  • To accelerate research and development of algae-based aviation biofuels, Boeing opened a joint research Laboratory in Qingdao with a Chinese government research institute and may expand the effort to other labs.
  • The US Government passed the Algae-Based Renewable Fuel Promotion Action, which would expand the definition of cellulosic biofuels to include algae-based biofuels for purpose of the biofuels producer tax credit and other incentives; see:
  • The US Federal Aviation Administration with the US Department of Agriculture are working to assess availability of different kinds of feedstocks that could be processed by bio-refineries to produce jet fuels. To meet the Renewable Fuels Standard goal of producing 36 billion gallons of biofuel by 2022, construction will begin 2011 of bio-refineries or bioenergy plants in five regions serviced by Biomass Research Centers; see:
  • The US Department of Transportation’s Volpe Center has released a Broad Agency Announcement (BAA) soliciting proposals on various areas related to Aviation Alternative Fuels — including future fuels, fuel quality assurance, sustainability and engine durability testing.
  • ICAO 37th Assembly Meeting in September 2010.
    • Programme for sustainable alternative fuels for aviation is presented for consideration.
  • The German Biomass Research Center has conducted a study to analyze the current default values for GHGs from rapeseed-based biodiesel, and to outline areas that would improve current GHG levels.

​Tests and Demonstrations

  • United Airlines flew an Airbus A319 with one engine using a 60% jet fuel and 40% natural gas F-T fuel on 22 April 2010.
  • US Navy flew an F/A-18 Super Hornet strike fighter jet at supersonic speeds fuelled with a 50/50 blend of jet fuel and a camelina-based biofuel on 22 April 2010.
  • US Air Force flew an A-10C Thunderbolt on a 50/50 blend of conventional jet fuel and a camelina-based biofuel on 4 April 2010.
  • US Air Force flew a C-17 Globemaster III on a blend of conventional jet fuel (50%), HRJ (25%), and FT (25%) on 27 August 2010.US Air Force flew a C-17 Globemaster III on a blend of conventional jet fuel (50%), HRJ (25%), and FT (25%) on 27 August 2010.
  • South Africa's Sasol claims world’s first commercial aircraft flight to be fully fuelled with synthetic jet fuel.
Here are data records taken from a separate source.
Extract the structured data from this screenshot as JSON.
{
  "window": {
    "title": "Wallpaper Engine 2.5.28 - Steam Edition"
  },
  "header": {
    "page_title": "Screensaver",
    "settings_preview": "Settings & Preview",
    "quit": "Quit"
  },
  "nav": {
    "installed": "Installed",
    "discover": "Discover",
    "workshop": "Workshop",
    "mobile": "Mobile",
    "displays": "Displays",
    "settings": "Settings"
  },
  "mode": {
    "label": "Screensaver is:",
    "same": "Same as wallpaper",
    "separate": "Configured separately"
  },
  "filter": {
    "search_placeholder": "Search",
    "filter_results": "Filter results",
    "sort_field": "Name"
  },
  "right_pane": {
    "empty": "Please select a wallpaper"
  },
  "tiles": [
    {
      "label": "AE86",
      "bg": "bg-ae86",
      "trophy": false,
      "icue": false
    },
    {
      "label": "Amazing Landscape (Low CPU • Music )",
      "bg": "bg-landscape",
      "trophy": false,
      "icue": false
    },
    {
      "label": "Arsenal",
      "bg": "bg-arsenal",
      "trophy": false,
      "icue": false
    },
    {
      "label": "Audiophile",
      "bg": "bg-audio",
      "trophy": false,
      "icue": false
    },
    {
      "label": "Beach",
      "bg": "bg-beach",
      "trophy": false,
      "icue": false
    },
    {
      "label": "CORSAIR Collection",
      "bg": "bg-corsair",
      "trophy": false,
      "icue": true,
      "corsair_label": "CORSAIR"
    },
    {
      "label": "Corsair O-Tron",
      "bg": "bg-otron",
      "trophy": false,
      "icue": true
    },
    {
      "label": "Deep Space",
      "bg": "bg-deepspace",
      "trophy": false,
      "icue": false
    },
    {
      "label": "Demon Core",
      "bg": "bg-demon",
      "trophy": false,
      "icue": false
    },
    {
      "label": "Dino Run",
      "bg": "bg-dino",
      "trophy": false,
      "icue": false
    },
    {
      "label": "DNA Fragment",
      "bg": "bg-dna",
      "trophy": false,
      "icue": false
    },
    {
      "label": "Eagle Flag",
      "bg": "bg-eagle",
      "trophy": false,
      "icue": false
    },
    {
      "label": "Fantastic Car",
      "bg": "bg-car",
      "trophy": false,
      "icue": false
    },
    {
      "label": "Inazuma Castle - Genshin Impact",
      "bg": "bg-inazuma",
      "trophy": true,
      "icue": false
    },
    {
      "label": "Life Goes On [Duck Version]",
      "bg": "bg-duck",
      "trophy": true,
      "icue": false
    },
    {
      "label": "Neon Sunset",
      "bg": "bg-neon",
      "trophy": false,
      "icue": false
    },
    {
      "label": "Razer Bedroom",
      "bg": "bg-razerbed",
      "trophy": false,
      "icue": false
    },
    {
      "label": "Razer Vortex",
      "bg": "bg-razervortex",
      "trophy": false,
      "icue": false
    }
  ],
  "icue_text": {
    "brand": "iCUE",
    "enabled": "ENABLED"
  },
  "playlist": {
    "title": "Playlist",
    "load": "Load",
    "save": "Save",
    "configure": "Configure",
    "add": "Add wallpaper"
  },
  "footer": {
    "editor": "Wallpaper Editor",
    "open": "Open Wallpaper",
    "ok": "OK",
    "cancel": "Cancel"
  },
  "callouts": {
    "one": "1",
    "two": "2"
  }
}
Sasol celebrated its 60th anniversary on 23 September 2010 with flights from Lanseria Airport near Johannesburg to Cape Town using 100 percent synthetic jet fuel produced from the company’s proprietary coal-to-liquid (CTL) process. See:
  • TAM Airlines conducted a successful experimental flight in Brazil using aviation biofuel produced from the oil of the Jatropha curcas. The flight took place on the afternoon of 22 November and involved an Airbus A320. The flight took off from Rio de Janeiro's international airport and flew in Brazilian air space over the Atlantic Ocean for 45 minutes.
  • The U.S. Navy flew a MH-60S Seahawk helicopter on a 50/50 biofuel blend using a fuel mixture made from camelina seed.
  • The U.S. Air Force conducted an alternative fuel test of the Global Hawk UAV drone on a 50-50 blend of jet fuel and alternative fuels.
  • The U.S. Air Force conducted an alternative fuel test of the F-15 Eagle, using Pratt & Whitney F117 engines, on a 50-50 blend of jet fuel and alternative fuels.
 
Return to Global Framework home